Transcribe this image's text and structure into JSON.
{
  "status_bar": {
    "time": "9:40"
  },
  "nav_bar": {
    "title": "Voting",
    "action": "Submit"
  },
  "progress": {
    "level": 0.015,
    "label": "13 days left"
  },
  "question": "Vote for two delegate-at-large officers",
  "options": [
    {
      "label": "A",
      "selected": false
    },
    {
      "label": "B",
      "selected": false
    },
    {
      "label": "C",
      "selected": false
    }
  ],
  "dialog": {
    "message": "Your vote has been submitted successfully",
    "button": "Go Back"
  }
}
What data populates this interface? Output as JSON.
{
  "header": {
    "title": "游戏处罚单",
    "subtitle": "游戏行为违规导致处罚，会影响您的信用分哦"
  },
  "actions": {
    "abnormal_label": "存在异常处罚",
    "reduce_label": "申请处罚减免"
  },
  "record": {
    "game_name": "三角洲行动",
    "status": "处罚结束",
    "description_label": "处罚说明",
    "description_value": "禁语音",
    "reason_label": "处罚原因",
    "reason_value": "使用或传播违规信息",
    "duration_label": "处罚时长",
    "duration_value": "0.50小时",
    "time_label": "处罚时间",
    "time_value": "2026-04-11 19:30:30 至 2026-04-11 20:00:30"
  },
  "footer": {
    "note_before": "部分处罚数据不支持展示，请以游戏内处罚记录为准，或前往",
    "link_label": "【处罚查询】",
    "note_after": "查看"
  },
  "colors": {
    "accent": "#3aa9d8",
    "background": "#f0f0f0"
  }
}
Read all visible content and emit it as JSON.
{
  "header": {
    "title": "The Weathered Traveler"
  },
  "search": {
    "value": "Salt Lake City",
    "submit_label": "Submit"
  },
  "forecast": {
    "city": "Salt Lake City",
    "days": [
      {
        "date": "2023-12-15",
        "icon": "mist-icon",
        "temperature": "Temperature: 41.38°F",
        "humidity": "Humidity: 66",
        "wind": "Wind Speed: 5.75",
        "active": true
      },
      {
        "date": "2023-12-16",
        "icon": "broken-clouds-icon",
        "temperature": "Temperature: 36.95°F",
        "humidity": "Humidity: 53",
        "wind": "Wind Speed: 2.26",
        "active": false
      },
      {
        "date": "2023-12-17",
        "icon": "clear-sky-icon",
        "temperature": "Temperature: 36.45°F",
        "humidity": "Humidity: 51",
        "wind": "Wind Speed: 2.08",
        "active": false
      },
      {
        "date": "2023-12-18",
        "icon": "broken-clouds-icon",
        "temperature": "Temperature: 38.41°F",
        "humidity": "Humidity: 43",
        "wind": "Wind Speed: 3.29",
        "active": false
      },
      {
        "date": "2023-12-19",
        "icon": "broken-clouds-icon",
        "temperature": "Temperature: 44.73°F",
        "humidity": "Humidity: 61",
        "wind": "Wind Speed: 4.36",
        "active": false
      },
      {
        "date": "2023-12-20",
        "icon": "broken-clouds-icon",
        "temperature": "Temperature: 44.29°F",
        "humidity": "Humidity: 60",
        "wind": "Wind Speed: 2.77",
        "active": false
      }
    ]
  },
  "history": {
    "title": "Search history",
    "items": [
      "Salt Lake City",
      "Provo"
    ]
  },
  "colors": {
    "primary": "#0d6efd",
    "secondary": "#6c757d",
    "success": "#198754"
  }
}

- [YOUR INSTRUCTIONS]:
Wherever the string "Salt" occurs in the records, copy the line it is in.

- [OUTPUT OF THE EXERCISE]:
    "value": "Salt Lake City",
    "city": "Salt Lake City",
      "Salt Lake City",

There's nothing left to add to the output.